::: AVAILABLE DATA :::

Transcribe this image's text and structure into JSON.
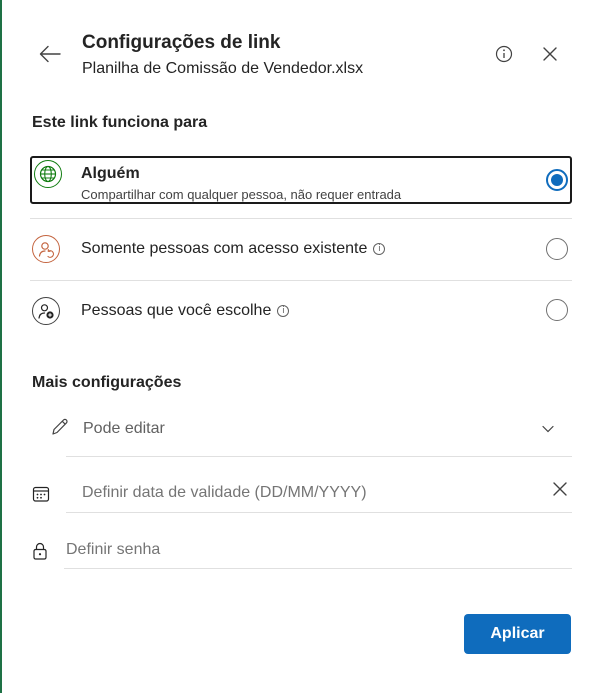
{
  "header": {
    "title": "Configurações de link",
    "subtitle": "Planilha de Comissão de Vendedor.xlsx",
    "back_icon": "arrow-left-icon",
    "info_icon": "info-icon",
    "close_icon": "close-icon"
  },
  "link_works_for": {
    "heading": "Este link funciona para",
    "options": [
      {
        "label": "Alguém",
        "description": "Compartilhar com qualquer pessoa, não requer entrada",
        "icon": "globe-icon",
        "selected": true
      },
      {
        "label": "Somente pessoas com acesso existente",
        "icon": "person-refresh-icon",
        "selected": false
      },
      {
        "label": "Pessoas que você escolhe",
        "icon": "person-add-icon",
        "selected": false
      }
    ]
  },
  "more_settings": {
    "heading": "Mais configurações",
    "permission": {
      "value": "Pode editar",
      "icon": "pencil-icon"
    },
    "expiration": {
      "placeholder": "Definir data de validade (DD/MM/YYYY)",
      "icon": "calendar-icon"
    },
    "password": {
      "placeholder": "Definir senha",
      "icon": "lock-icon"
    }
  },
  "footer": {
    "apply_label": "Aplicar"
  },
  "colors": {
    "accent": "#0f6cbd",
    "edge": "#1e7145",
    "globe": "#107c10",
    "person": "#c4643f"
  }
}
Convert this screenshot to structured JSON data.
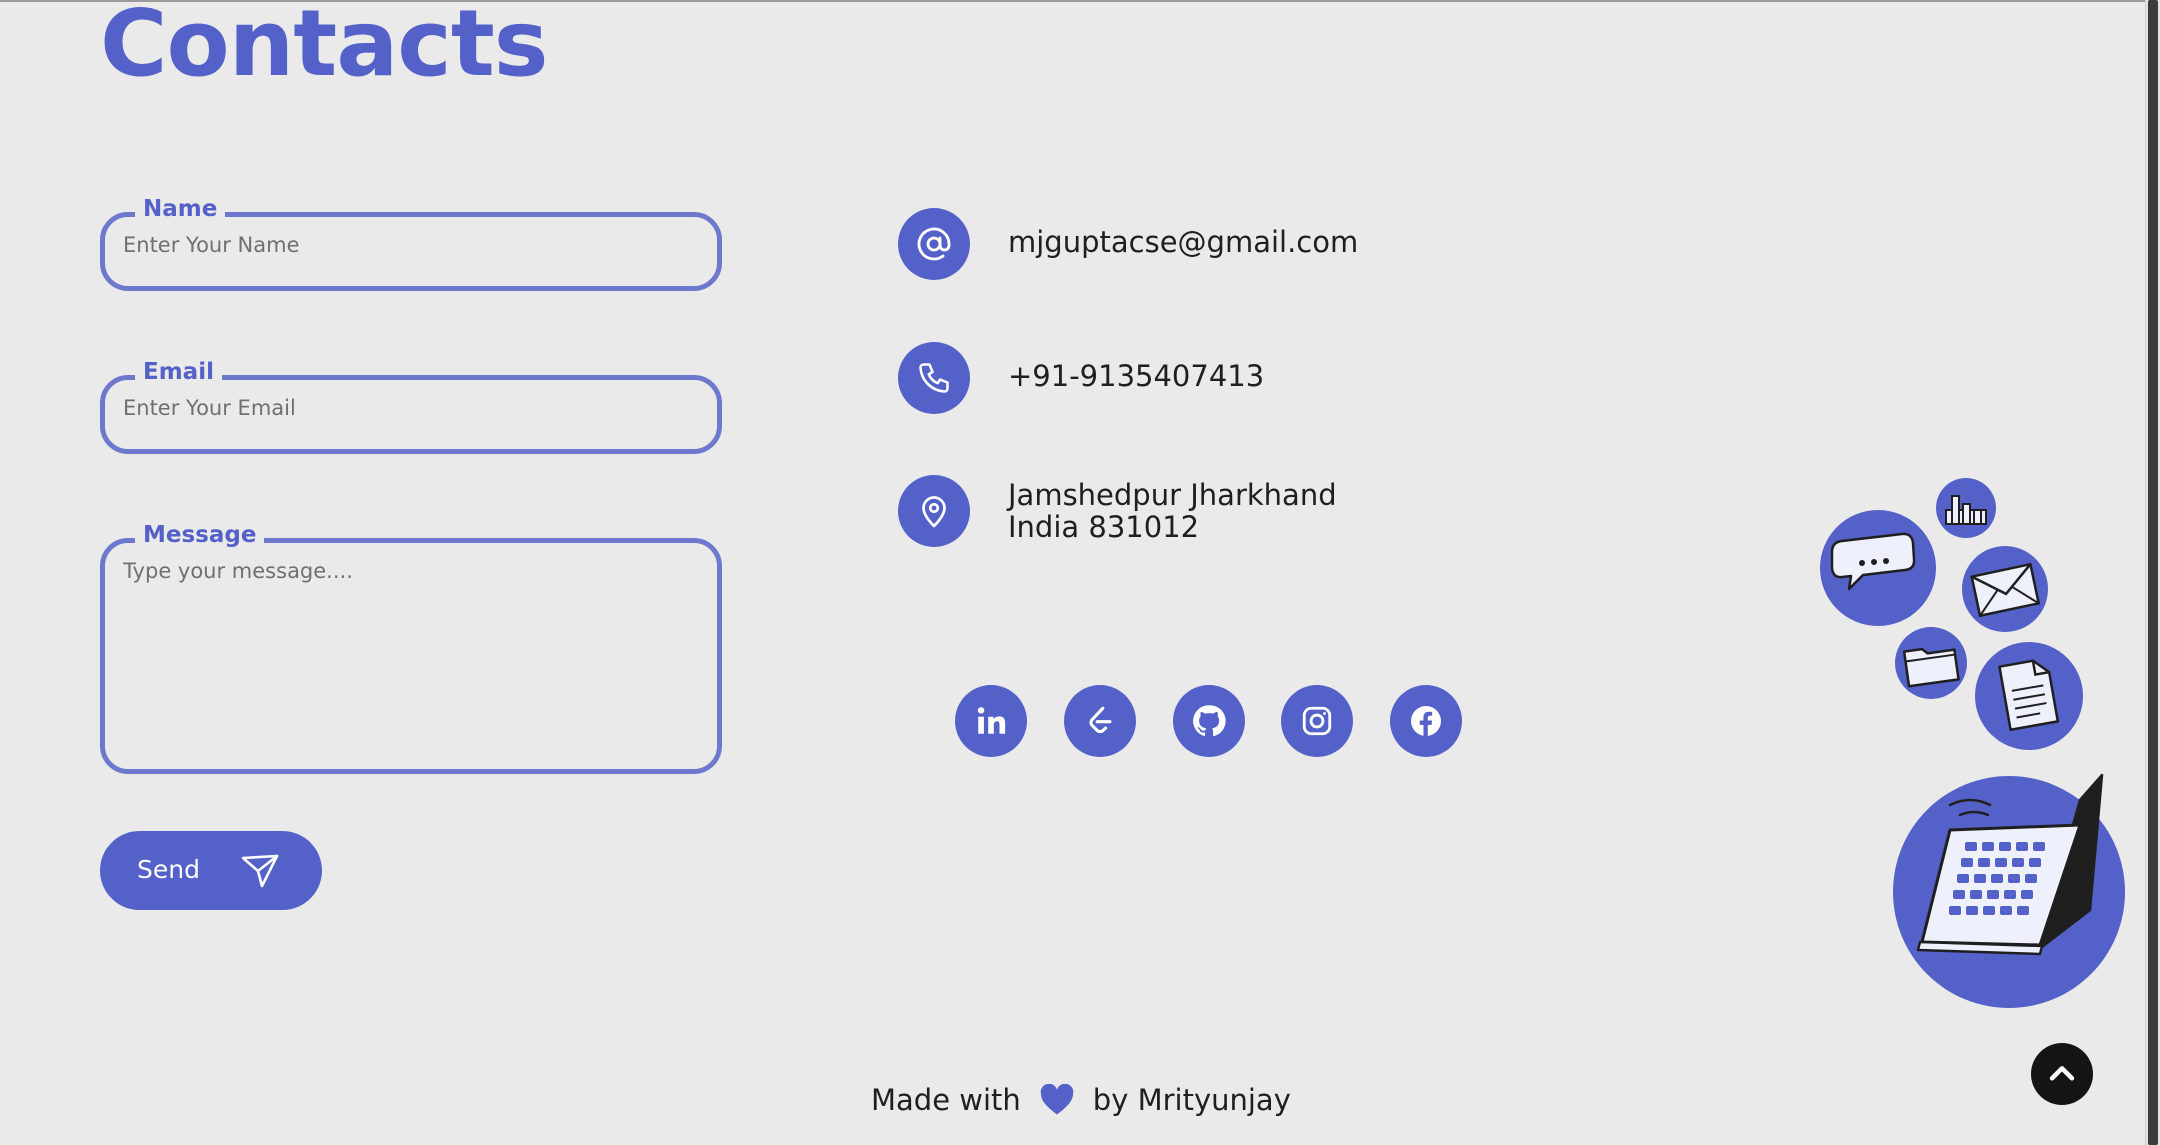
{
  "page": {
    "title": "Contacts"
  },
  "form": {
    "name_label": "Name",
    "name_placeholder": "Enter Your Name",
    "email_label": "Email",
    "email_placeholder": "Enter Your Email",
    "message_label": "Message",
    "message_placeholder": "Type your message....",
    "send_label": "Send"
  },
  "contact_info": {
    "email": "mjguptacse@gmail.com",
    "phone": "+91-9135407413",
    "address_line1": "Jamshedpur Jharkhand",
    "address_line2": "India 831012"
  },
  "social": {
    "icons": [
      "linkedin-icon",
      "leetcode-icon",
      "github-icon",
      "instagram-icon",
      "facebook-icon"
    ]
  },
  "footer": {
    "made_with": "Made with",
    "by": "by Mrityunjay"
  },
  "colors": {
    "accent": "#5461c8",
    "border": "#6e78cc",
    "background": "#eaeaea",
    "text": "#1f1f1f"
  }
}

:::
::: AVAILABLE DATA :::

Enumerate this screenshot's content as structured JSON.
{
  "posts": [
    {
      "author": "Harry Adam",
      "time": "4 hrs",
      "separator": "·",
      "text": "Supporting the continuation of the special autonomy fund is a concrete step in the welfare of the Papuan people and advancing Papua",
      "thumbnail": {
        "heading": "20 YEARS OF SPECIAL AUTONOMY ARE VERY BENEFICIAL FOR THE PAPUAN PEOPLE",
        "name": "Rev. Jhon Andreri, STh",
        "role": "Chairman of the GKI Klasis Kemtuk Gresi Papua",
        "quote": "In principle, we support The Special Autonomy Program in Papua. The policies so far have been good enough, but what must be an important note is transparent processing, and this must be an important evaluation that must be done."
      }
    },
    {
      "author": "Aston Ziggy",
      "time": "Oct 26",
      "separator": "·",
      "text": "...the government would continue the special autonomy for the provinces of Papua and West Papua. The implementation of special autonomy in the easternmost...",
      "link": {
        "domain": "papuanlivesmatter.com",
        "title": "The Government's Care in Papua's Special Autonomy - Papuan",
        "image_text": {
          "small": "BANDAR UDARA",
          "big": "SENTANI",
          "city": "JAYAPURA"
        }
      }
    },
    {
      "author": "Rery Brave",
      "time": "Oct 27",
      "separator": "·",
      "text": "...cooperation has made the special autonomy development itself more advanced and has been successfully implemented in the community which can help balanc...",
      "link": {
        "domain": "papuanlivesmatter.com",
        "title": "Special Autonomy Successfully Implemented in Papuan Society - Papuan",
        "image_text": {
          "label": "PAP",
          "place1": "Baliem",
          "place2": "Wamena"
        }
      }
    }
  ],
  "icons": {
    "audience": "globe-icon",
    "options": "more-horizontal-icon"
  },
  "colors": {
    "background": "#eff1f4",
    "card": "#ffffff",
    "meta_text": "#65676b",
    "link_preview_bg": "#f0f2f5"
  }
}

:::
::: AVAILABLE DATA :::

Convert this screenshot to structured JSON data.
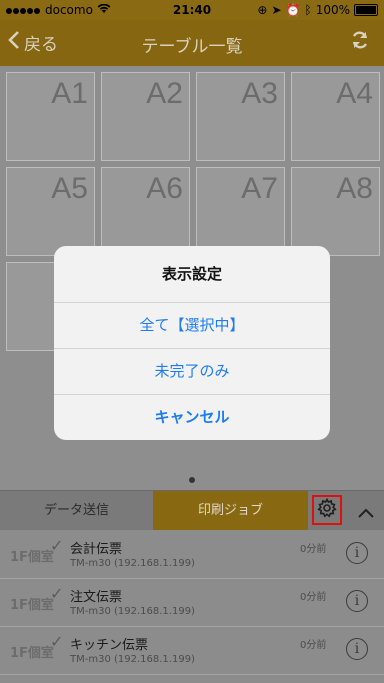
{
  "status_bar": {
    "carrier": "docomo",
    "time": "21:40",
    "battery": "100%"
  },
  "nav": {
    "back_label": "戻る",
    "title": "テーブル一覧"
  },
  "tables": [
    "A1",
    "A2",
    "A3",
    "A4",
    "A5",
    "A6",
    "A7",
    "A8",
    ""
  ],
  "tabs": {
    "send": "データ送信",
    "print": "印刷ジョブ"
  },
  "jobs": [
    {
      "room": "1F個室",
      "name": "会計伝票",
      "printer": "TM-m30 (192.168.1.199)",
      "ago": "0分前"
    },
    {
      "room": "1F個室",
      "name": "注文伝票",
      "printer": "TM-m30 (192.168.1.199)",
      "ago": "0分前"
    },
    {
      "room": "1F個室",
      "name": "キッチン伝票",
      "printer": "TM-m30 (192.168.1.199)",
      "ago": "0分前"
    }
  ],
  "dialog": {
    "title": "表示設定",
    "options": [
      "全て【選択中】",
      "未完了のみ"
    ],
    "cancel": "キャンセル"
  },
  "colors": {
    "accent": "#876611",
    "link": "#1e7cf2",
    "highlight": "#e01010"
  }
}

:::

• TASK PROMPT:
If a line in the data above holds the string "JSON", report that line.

• RESPONSE:
Transcribe this image's text and structure into JSON.
Convert this screenshot to structured JSON data.
Enumerate this screenshot's content as structured JSON.
Convert this screenshot to structured JSON data.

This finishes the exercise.